- intransitive v. To lecture or discourse in public.
from Wiktionary, Creative Commons Attribution/Share-Alike License
- v. To discourse publicly; to lecture.
from the GNU version of the Collaborative International Dictionary of English
- intransitive v. To discourse publicly; to lecture.
- transitive v. To read publicly, as a lecture or discourse.
from The Century Dictionary and Cyclopedia
- To read publicly, as a lecture.
- To read a lecture or discourse in public; hence, to discourse publicly; lecture.
He would prelect over some thriving plant with wonderful enthusiasm, piling reminiscence on reminiscence of former and perhaps yet finer specimens.
Here our friend _Anamnesis_ seemed fatigued, as if he thought he had spun a sufficiently _long yarn_ on the subject; so we prevailed on him to prosecute the walk, as evening was beginning to close in -- not, indeed, without apprehension that he would make a stand at several other interesting plants on which it might suit him to prelect!

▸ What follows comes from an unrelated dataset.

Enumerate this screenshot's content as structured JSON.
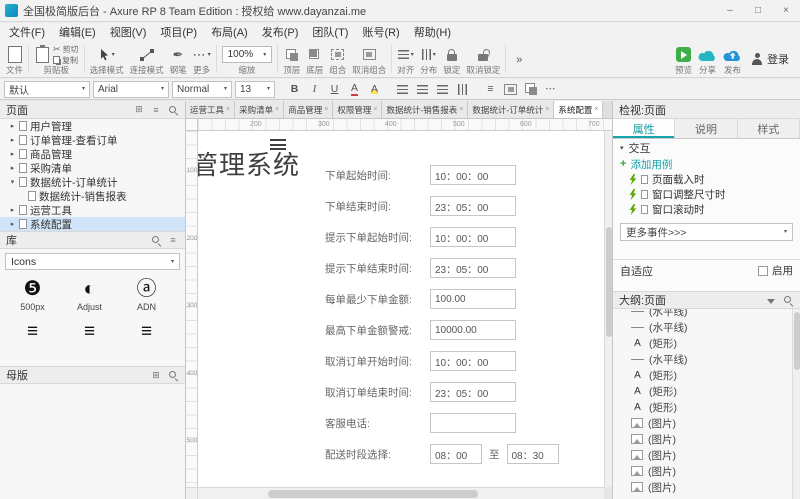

A very old and rusty armoury may, as here, be seen any where; but a row of formidable shark skulls, taken along the coast, and some in the very port of Catania, are rarities on which the _ciceroni_ like to prelect, being furnished with many a story of bathers curtailed by them, and secure a large portion of attention, especially if you were just thinking of a dip.
Philosophical congresses meet and argue and go home; Gifford lecturers prelect; yet so far as can be seen there is little sign that the key has been grasped.
Being in Rome, I was naturally desirous of seeing the Father, and hearing him prelect.
The Collegio Romano has a numerous staff of professors, who prelect on theology, logic, history, mathematics, natural philosophy, and other branches.